Age-related trends (1986-1993) in the use of thrombolytic agents in patients with acute myocardial infarction. The Worcester Heart Attack Study
Department of Family Medicine and Community Health; Department of Medicine, Division of Cardiovascular Medicine; Meyers Primary Care Institute; Department of Medicine, Division of Geriatric Medicine
Age Factors; Aged; Humans; Massachusetts; Middle Aged; Multivariate Analysis; Myocardial Infarction; Regression Analysis; Thrombolytic Therapy
Community Health and Preventive Medicine | Preventive Medicine | Primary Care

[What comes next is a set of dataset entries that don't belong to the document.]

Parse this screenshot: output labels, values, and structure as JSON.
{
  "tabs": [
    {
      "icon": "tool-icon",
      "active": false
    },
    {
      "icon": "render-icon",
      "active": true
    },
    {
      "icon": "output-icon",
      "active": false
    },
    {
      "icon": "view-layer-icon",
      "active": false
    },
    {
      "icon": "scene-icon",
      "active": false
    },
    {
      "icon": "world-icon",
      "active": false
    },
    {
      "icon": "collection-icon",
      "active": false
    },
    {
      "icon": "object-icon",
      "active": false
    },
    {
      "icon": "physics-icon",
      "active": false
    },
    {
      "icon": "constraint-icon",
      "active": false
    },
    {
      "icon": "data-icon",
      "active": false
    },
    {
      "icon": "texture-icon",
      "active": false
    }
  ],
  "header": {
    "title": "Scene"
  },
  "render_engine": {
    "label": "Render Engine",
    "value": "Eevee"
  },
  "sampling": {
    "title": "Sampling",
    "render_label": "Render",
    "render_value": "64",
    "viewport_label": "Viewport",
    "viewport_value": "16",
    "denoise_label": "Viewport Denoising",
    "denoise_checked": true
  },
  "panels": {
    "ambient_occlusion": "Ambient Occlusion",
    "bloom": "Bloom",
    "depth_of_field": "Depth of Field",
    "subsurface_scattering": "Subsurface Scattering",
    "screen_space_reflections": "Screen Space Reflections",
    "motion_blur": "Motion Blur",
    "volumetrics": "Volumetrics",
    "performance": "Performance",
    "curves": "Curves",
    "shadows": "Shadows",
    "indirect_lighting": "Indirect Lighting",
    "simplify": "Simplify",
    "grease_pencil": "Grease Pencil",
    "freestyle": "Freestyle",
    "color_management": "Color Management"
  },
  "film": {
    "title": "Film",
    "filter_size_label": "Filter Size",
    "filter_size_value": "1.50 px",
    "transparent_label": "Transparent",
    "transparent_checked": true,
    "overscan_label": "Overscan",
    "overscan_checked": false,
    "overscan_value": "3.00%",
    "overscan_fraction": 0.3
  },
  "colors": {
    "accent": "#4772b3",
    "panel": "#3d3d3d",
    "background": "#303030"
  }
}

OBJECTIVE: To examine age-related differences and temporal trends in the use of thrombolytic therapy in a community-wide study of patients hospitalized with acute myocardial infarction (AMI) between 1986 and 1993.
METHODS: All hospitals in the Worcester, Mass, metropolitan area (1990 census population, 4370000) were included. A total of 3824 patients with validated AMI categorized according to age comprised the study sample: younger than 55 years (n = 577), 55 to 64 years (n = 758), 65 to 74 years (n = 1143), and 75 years or older (n = 1346).
RESULTS: Use of thrombolytic therapy increased during the period under study in all patients hospitalized with AMI (9% in 1986; 26% in 1993). In 1986, the majority of treated patients received streptokinase; while increases over time in the use of tissue-type plasminogen activator were noted, streptokinase remained the thrombolytic agent of choice in 1993. Marked age-related trends in the use of thrombolytic therapy were observed, with the most striking increases in the use of thrombolytic therapy over time seen in those aged 65 years or older. Between 1986 and 1993 the relative increases in the use of thrombolytic therapy were observed in the following age groups: younger than 55 years (106%), 55 to 64 years (85%), 65 to 74 years (694%), and 75 years or older (571%). Despite these encouraging trends in the use of thrombolytic therapy in older patients, after controlling for a variety of potential confounding variables elderly patients were significantly less likely to receive thrombolytic therapy during hospitalization for AMI. Compared with patients aged 75 years or older, patients younger than 55 years were 6.4 times (95% confidence interval [CI], 4.8-8.5), patients aged 55 to 64 years were 4.9 times (95% CI, 3.8-6.4), and patients aged 65 to 74 years were 3.0 times (95% CI, 2.3-3.9) significantly more likely to receive thrombolytic therapy. These differences were in part related to the proportion of patients with myocardial infarction satisfying eligibility criteria for the receipt of thrombolytic therapy; patients aged 75 years or older were significantly less likely to meet these criteria (19%) than were those younger than 55 years (49%), those aged 55 to 64 years (38%), and those aged 65 to 74 years (28%).
CONCLUSIONS: The present results show that while there have been substantial increases over time in the use of thrombolytic therapy in patients with AMI, most particularly in older individuals, the elderly remain appreciably less likely to receive these agents during hospitalization for AMI. These differences may be due to the smaller percentage of elderly patients satisfying criteria for the use of these agents compared with younger patients with coronary heart disease, as well as to a reluctance by physicians to use these agents in older patients. Continued monitoring of these trends remains important for examining changes in physicians' practice patterns regarding the use of thrombolytic therapy in this vulnerable population.
Arch Intern Med. 1997 Apr 14;157(7):741-6.
Archives of internal medicine
Chandra, Harish; Yarzebski, Jorge L.; Goldberg, Robert J.; Savageau, Judith A.; Singleton, Colleen; Gurwitz, Jerry H.; and Gore, Joel M., "Age-related trends (1986-1993) in the use of thrombolytic agents in patients with acute myocardial infarction. The Worcester Heart Attack Study" (1997). Family Medicine and Community Health Publications and Presentations. 4.